▸ Problem to solve: Spot each line in the data below containing "username" and copy it.

======== Source data

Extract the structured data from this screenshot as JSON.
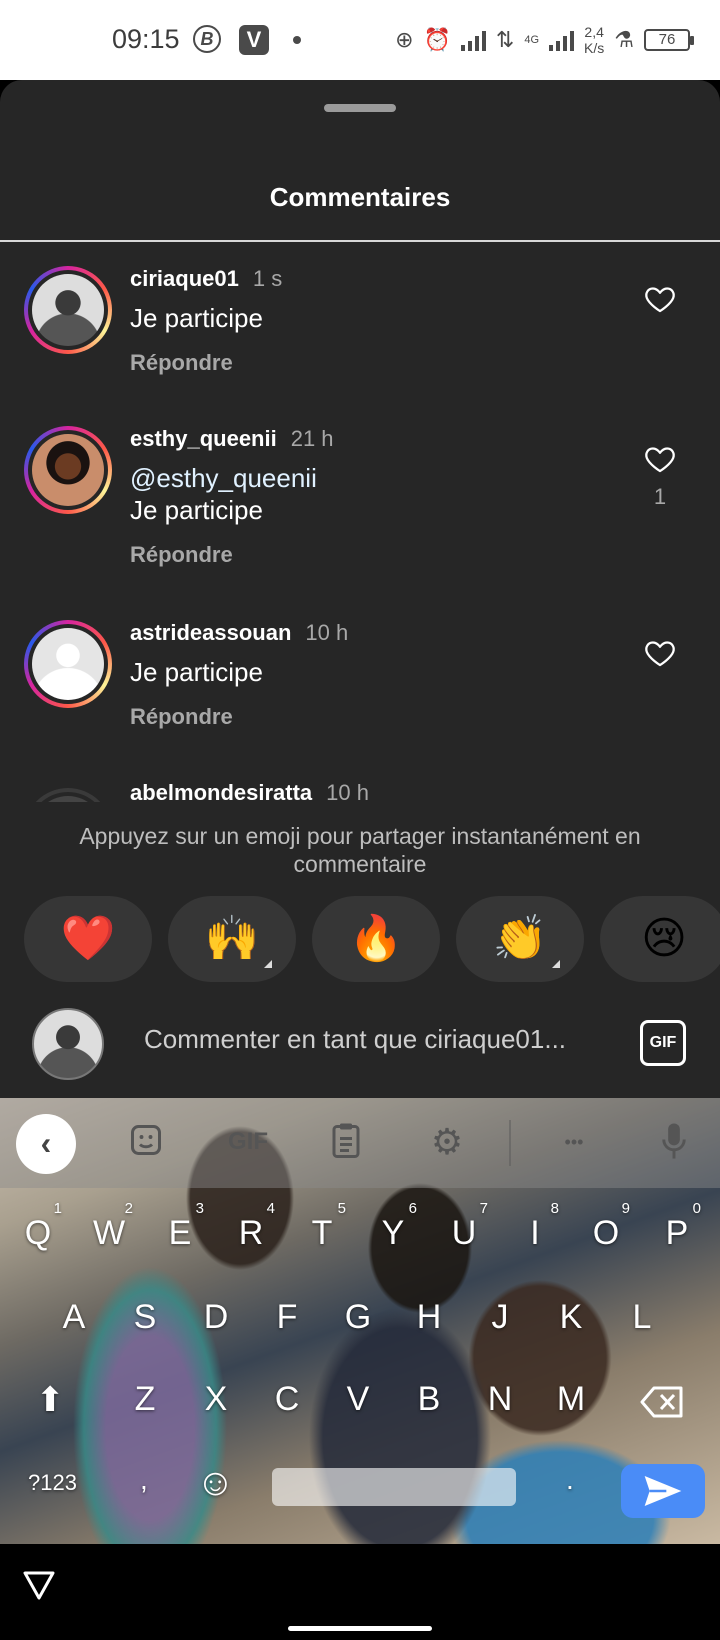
{
  "status_bar": {
    "time": "09:15",
    "icons": [
      "b-badge-icon",
      "v-app-icon",
      "dot",
      "add-circle-icon",
      "alarm-icon",
      "signal-icon",
      "data-arrows-icon",
      "signal-4g-icon",
      "beaker-icon",
      "battery-icon"
    ],
    "network_label": "4G",
    "speed_value": "2,4",
    "speed_unit": "K/s",
    "battery": "76"
  },
  "sheet": {
    "title": "Commentaires"
  },
  "comments": [
    {
      "username": "ciriaque01",
      "time": "1 s",
      "text_lines": [
        "Je participe"
      ],
      "reply_label": "Répondre",
      "likes": ""
    },
    {
      "username": "esthy_queenii",
      "time": "21 h",
      "text_lines": [
        "@esthy_queenii",
        "Je participe"
      ],
      "reply_label": "Répondre",
      "likes": "1"
    },
    {
      "username": "astrideassouan",
      "time": "10 h",
      "text_lines": [
        "Je participe"
      ],
      "reply_label": "Répondre",
      "likes": ""
    },
    {
      "username": "abelmondesiratta",
      "time": "10 h"
    }
  ],
  "emoji_hint": "Appuyez sur un emoji pour partager instantanément en commentaire",
  "emojis": [
    "❤️",
    "🙌",
    "🔥",
    "👏",
    "😢"
  ],
  "composer": {
    "placeholder": "Commenter en tant que ciriaque01...",
    "gif_label": "GIF"
  },
  "keyboard": {
    "toolbar": {
      "gif_label": "GIF",
      "more_label": "•••"
    },
    "row1": [
      {
        "k": "Q",
        "n": "1"
      },
      {
        "k": "W",
        "n": "2"
      },
      {
        "k": "E",
        "n": "3"
      },
      {
        "k": "R",
        "n": "4"
      },
      {
        "k": "T",
        "n": "5"
      },
      {
        "k": "Y",
        "n": "6"
      },
      {
        "k": "U",
        "n": "7"
      },
      {
        "k": "I",
        "n": "8"
      },
      {
        "k": "O",
        "n": "9"
      },
      {
        "k": "P",
        "n": "0"
      }
    ],
    "row2": [
      "A",
      "S",
      "D",
      "F",
      "G",
      "H",
      "J",
      "K",
      "L"
    ],
    "row3": [
      "Z",
      "X",
      "C",
      "V",
      "B",
      "N",
      "M"
    ],
    "symbols_label": "?123",
    "comma_label": ",",
    "period_label": "."
  },
  "colors": {
    "sheet_bg": "#262626",
    "send_key": "#4a8cf7",
    "secondary_text": "#a8a8a8"
  }
}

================

▸ Expected answer:
      "username": "ciriaque01",
      "username": "esthy_queenii",
      "username": "astrideassouan",
      "username": "abelmondesiratta",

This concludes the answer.